The nation stands on the precipice of some of the greatest natural resource and environmental threats since the dawn of the modern environmental movement. These challenges range from climate change to shrinking budgets, from water quality degradation to debates over governance, and from chronic environmental public health risks to policy debates. How will these problems be resolved? Who will lead the charge? What common ground can be found?

The MENV Environmental Policy specialization prepares its students to engage on these very questions and issues. Students learn how to identify and apply the best processes and tools to solve environmental and natural resource problems using a combination of theory, case studies, and practice.

Students graduating from the Environmental Policy track will be prepared to work in the organizations and institutions that are central to the natural resource and sustainability debates of today. These careers might include natural resources or environmental management with a government agency, sustainability planning for a corporation, or advocacy for a non-governmental organization.

Course Requirements

Examines concepts related to regulatory processes, bureaucratic institutions, and management of the environment and natural resources. Explores environmental laws at the federal and state level as well as how the processes and institutions at various levels of government help shape laws and their implementation. Focuses on policy tools including property rights, regulation, voluntary compliance, and market-based mechanisms.

Students in this course will learn the concepts and analytical tools associated with understanding and facilitating individual or group decisions. The discussion and applications in this course will be tailored to environmental management, organizations, and discourses. Concepts from fields such as decision analysis, organizational behavior, environmental management, economics, and policy analysis will be used throughout this course to prepare students to work in the fields of environmental policy and management in various sectors.

This course will incorporate a theoretical understanding of how policies are made, what decisions are enacted, and which actors seek to influence policy outcomes. Students in this class will assess frameworks for understanding policy formation and decision-making, and apply this understanding to cases of environmental and natural resource policy.

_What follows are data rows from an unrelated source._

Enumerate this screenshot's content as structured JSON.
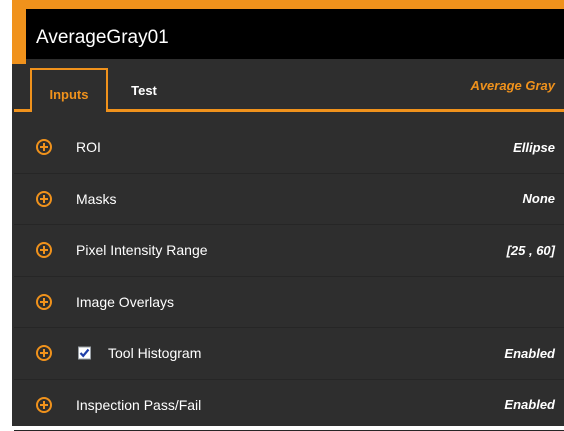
{
  "window": {
    "title": "AverageGray01"
  },
  "tabs": [
    {
      "label": "Inputs",
      "active": true
    },
    {
      "label": "Test",
      "active": false
    }
  ],
  "tool_type": "Average Gray",
  "rows": [
    {
      "label": "ROI",
      "value": "Ellipse"
    },
    {
      "label": "Masks",
      "value": "None"
    },
    {
      "label": "Pixel Intensity Range",
      "value": "[25 , 60]"
    },
    {
      "label": "Image Overlays",
      "value": ""
    },
    {
      "label": "Tool Histogram",
      "value": "Enabled",
      "checked": true
    },
    {
      "label": "Inspection Pass/Fail",
      "value": "Enabled"
    }
  ],
  "colors": {
    "accent": "#f0921c",
    "panel_bg": "#2e2e2e",
    "title_bg": "#000000",
    "checkbox_mark": "#1f3fa8"
  },
  "icons": {
    "expand": "plus-circle-icon",
    "check": "checkmark-icon"
  }
}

An exploration of the impact of a variety of factors that may result in market failures, including public goods, externalities, information asymmetries and uncertainty, with a special focus on the environment and natural resources. Government policies as mitigating policy tools for market failures are assessed.

Sample Course Sequence

Term Courses
  • Student Orientation
  • The Scientific Basis of Environmental Change (MENV core; ENVM 6100; 3 credit hours)
  • Applications in Environmental Change (MENV core; ENVM 6100; 1 credit hour)
Fall Semester I
  • Analyzing Socio-Environmental Systems (MENV core; ENVM 5002; 3 credit hours)
  • PP&M: Foundations (EP Specialization requirement; ENVS 5701; 3 credit hours)
  • Environmental Decision-Making (EP Specialization requirement; ENVS 5100; 3 credit hours)
  • Capstone Innovation Lab I (ENVM 6001; 1 credit hour)
  • Elective (3 credit hours)
Spring Semester
  • Leadership and Ethics (MENV core; ENVM 6100; 3 credit hours)
  • PP&M: Theory and Practice (EP Specialization requirement; ENVS 5702; 3 credit hours)
  • Capstone Innovation Lab II (ENVM 6002; 1 credit hour)
  • Elective (3 credit hours)
  • Elective (3 credit hours)
Maymester (optional)
  • Elective (optional; 3 credit hours)
Summer Semester
  • Capstone Project (ENVM 6003; 5 credit hours)
Fall Semester II
  • Environmental Public Finance (EP Specialization requirement; ENVM 5004; 3 credit hours)
  • Capstone Innovation Lab III (ENVM 6004; 1 credit hour)
  • Elective (3 credit hours)
  • Elective (3 credit hours)
  • Elective (3 credit hours)